Staff Scientist Dr. Eugene Lin is working closely with Dr. Stubbs, examining genes associated with T2D as an entry point of study in larger genetic databases. The next step is for the Stubbs Lab members to carry out experiments to test the genes and figure out how they influence a person’s likelihood of developing disease.
T2D is the most common health outcome related to stress, and is linked to disorders such as anxiety and depression. Therefore, genetic markers associated with T2D are extremely useful to researchers like Drs. Stubbs and Lin.

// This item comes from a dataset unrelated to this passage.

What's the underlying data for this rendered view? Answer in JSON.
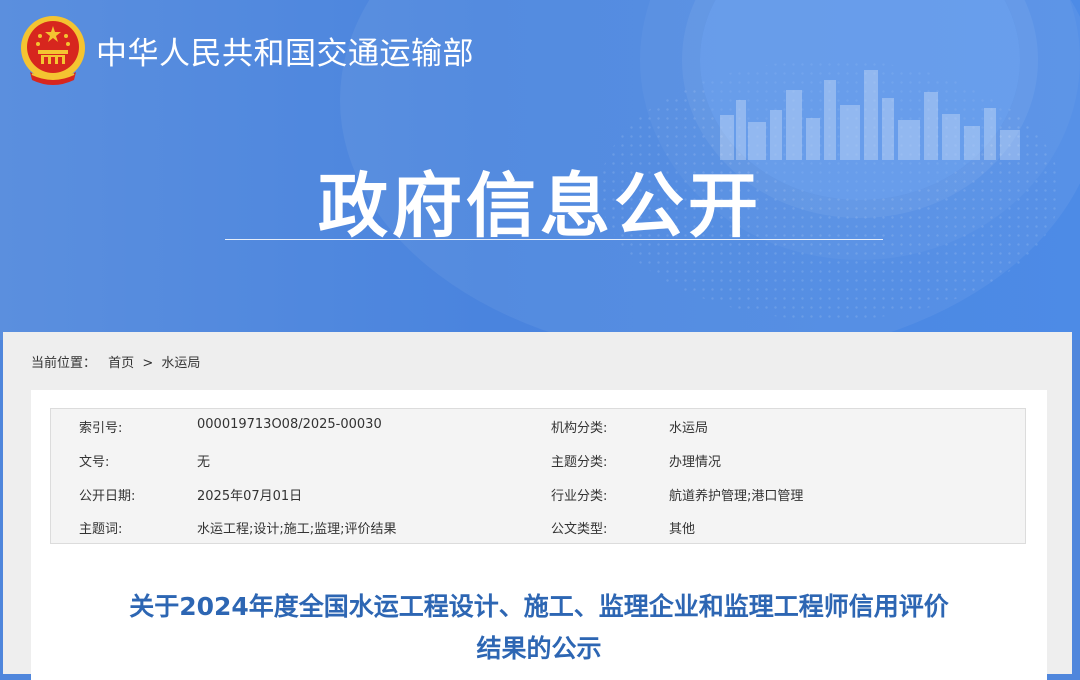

“It’s hard to get stress isolated as a cause in human patients,” says Dr. Stubbs. “But, for example, T2D and Alzheimer’s are tightly associated, and animal studies clearly link T2D and stress. [Dr. Lin] found genes associated with both diseases in his analysis of potential modifiers for T2D genes.” Dr. Stubbs says these connections suggest that T2D and Alzheimer’s might appear together for some people, and a link to stress is possible.
Researchers are now analyzing blood samples collected from over 200 patients at the Woman’s Hospital in Baton Rouge, Louisiana, most of whom are living with chronic stress. They expect to soon have the data they need to help design an even larger study on this topic. More data and broader-ranging research will help us better understand how our genes influence our vulnerability to the effects of chronic stress.
The Decoding Stress Study is fueled by a core ambition to create a healthier future—even in a world awash in stress. Dr. Galas shared his vision for this work, saying “Today, doctors have to wait until their patients start presenting with symptoms, often years after the stress has already damaged their physical and mental health. We want to make a major step toward providing truly precision medicine, making sure that we know who is at risk and, if necessary, making sure that the interventions are right for each patient.”